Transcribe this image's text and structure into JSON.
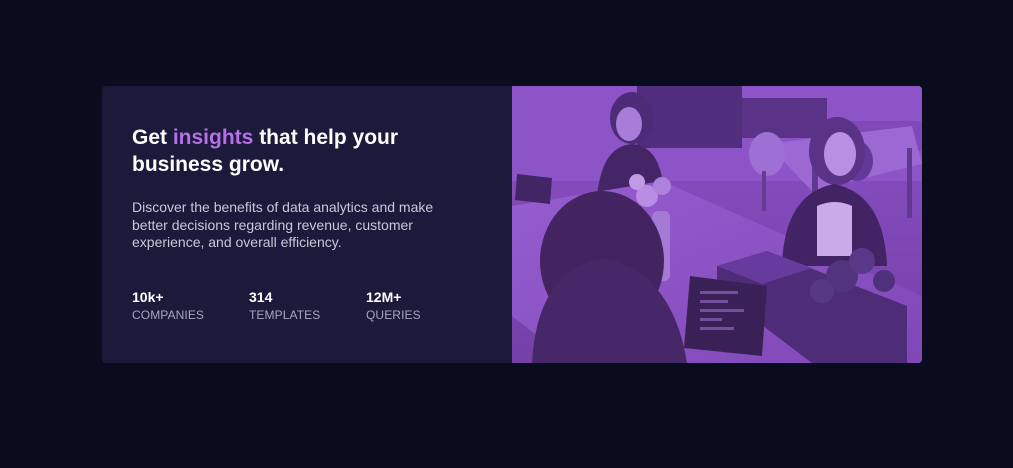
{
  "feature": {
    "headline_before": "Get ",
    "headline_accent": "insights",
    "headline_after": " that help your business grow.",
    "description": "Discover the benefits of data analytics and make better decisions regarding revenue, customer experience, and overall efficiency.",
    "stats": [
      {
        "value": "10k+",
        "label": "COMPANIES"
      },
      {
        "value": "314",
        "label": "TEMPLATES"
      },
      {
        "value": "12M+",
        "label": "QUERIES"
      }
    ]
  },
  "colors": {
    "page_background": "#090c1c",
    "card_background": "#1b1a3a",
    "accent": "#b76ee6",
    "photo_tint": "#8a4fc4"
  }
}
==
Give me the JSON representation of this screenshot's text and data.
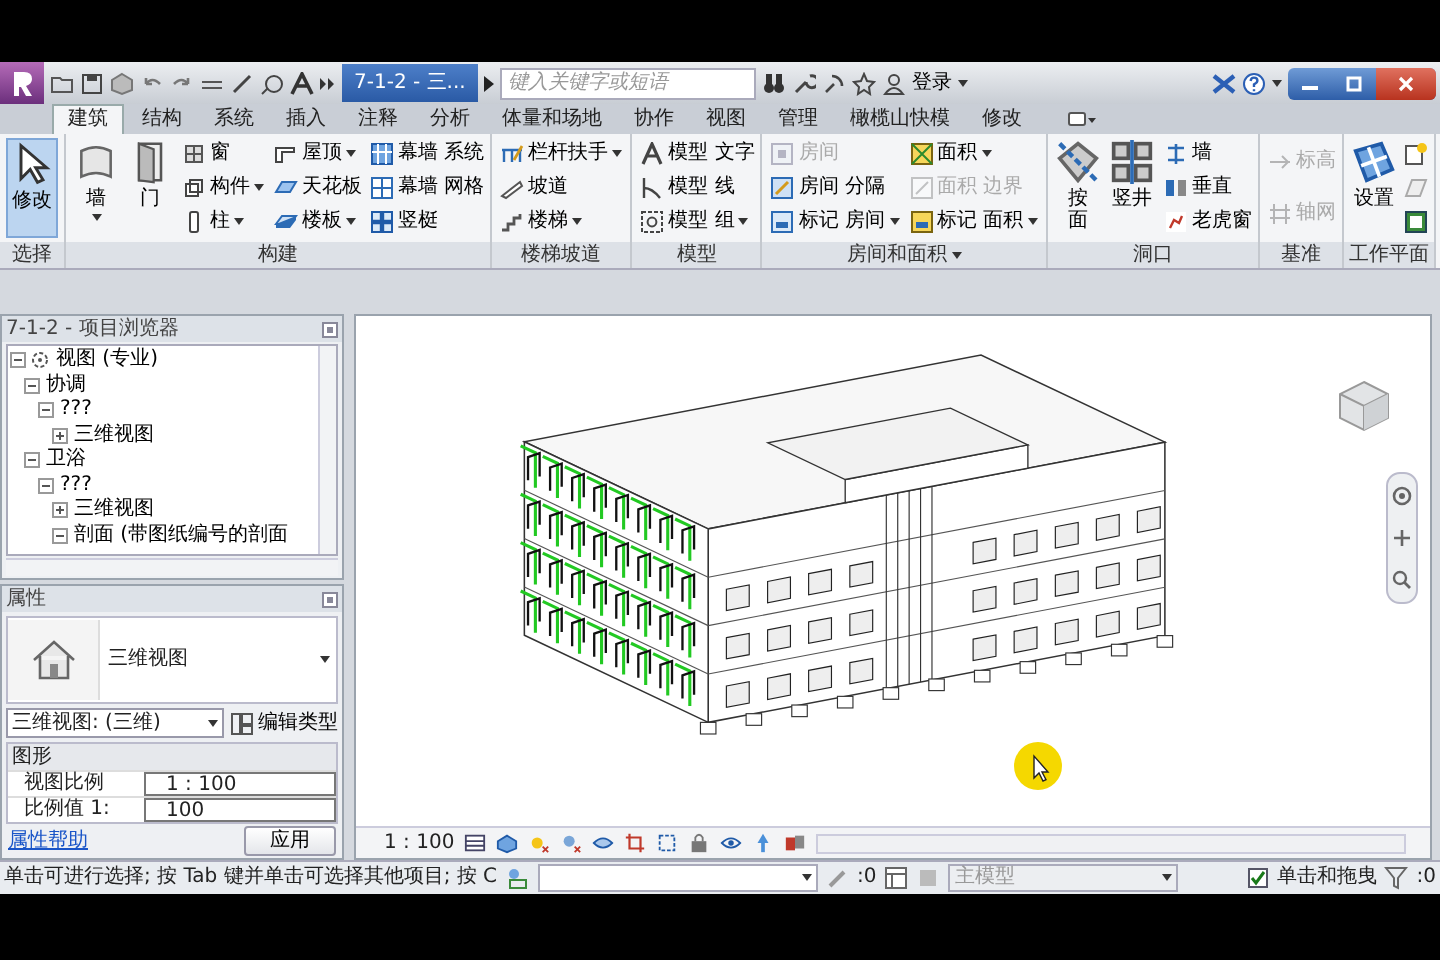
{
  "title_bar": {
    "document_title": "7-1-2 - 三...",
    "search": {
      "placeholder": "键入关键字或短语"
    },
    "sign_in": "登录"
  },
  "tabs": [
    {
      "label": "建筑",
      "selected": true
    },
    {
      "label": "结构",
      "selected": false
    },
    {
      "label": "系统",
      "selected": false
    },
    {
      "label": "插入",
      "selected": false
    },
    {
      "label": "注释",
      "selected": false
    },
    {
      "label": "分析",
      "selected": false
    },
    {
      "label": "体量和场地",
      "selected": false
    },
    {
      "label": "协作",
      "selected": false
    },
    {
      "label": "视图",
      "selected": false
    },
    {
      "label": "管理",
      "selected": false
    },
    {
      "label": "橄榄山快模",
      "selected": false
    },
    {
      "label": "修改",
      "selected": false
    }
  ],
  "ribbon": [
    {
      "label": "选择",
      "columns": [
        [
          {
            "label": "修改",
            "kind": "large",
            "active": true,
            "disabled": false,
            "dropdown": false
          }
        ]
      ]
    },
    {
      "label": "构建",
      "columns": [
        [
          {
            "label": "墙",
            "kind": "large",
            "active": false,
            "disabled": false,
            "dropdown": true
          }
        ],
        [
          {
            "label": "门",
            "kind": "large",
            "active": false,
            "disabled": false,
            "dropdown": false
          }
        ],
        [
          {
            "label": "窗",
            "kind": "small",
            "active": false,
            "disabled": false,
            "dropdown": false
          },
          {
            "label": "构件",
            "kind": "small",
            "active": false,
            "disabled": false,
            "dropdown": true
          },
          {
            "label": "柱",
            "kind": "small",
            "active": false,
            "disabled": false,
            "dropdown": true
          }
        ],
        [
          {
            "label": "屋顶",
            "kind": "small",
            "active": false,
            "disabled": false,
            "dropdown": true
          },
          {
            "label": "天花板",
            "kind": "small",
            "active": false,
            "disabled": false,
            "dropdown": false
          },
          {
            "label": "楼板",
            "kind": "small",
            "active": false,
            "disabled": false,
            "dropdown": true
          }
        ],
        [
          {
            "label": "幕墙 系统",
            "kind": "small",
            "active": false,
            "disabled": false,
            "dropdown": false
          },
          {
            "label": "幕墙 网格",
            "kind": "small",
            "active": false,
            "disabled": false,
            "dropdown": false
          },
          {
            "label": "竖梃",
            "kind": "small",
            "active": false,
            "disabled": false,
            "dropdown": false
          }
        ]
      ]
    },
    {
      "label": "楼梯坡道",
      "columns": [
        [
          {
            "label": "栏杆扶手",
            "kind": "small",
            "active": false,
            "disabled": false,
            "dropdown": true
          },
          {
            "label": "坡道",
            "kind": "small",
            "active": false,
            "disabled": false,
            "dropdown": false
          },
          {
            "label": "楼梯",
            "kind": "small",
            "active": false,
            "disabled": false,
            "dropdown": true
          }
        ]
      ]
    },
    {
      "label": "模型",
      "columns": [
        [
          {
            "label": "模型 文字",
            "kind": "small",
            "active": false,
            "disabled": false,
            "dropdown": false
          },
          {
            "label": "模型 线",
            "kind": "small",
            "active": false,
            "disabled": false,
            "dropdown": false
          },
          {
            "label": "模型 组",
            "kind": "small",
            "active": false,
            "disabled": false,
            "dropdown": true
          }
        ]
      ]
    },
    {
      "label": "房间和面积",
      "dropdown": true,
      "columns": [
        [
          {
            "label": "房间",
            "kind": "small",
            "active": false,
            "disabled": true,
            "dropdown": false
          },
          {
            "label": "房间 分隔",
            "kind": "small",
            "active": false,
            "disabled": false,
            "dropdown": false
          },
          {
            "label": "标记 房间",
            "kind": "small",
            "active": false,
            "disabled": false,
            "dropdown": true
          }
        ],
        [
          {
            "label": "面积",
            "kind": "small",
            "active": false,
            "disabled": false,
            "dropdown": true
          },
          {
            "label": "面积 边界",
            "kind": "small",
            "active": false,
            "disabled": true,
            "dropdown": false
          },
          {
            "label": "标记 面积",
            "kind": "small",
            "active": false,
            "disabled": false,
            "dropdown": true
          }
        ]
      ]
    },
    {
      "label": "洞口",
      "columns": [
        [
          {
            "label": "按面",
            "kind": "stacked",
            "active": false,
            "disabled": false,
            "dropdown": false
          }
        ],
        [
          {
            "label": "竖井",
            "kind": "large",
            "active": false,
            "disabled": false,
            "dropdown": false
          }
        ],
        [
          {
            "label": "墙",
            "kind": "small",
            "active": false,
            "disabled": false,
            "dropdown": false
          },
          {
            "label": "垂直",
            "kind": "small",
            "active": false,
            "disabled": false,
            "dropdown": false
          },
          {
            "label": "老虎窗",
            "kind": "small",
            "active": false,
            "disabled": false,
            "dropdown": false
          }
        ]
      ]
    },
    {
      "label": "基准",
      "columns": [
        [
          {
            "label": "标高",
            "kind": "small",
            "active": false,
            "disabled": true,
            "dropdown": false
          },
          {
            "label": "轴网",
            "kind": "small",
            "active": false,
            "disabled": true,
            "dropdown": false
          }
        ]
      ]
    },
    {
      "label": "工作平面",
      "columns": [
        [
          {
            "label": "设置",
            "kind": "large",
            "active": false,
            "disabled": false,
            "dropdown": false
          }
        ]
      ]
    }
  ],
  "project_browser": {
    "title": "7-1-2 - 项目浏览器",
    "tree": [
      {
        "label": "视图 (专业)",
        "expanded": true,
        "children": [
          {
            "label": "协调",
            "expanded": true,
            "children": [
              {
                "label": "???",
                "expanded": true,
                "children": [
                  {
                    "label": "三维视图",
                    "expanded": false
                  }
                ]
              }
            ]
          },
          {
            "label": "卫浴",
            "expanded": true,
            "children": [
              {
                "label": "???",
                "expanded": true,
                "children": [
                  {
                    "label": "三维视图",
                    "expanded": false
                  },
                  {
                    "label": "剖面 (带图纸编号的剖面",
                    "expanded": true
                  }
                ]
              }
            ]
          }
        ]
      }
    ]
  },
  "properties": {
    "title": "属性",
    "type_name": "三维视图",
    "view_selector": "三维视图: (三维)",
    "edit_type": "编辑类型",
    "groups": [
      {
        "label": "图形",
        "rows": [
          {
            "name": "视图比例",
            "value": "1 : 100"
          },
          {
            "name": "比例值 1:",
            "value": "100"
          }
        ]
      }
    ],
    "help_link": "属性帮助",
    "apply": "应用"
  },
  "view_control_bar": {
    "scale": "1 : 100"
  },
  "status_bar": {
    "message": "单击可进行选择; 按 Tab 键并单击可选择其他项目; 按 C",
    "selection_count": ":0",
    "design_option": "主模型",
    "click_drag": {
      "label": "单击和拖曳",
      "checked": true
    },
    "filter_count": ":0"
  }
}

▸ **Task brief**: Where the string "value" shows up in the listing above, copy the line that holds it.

▸ **Output below**:
        "value": "10k+",
        "value": "314",
        "value": "12M+",
            "value": "1 : 100"
            "value": "100"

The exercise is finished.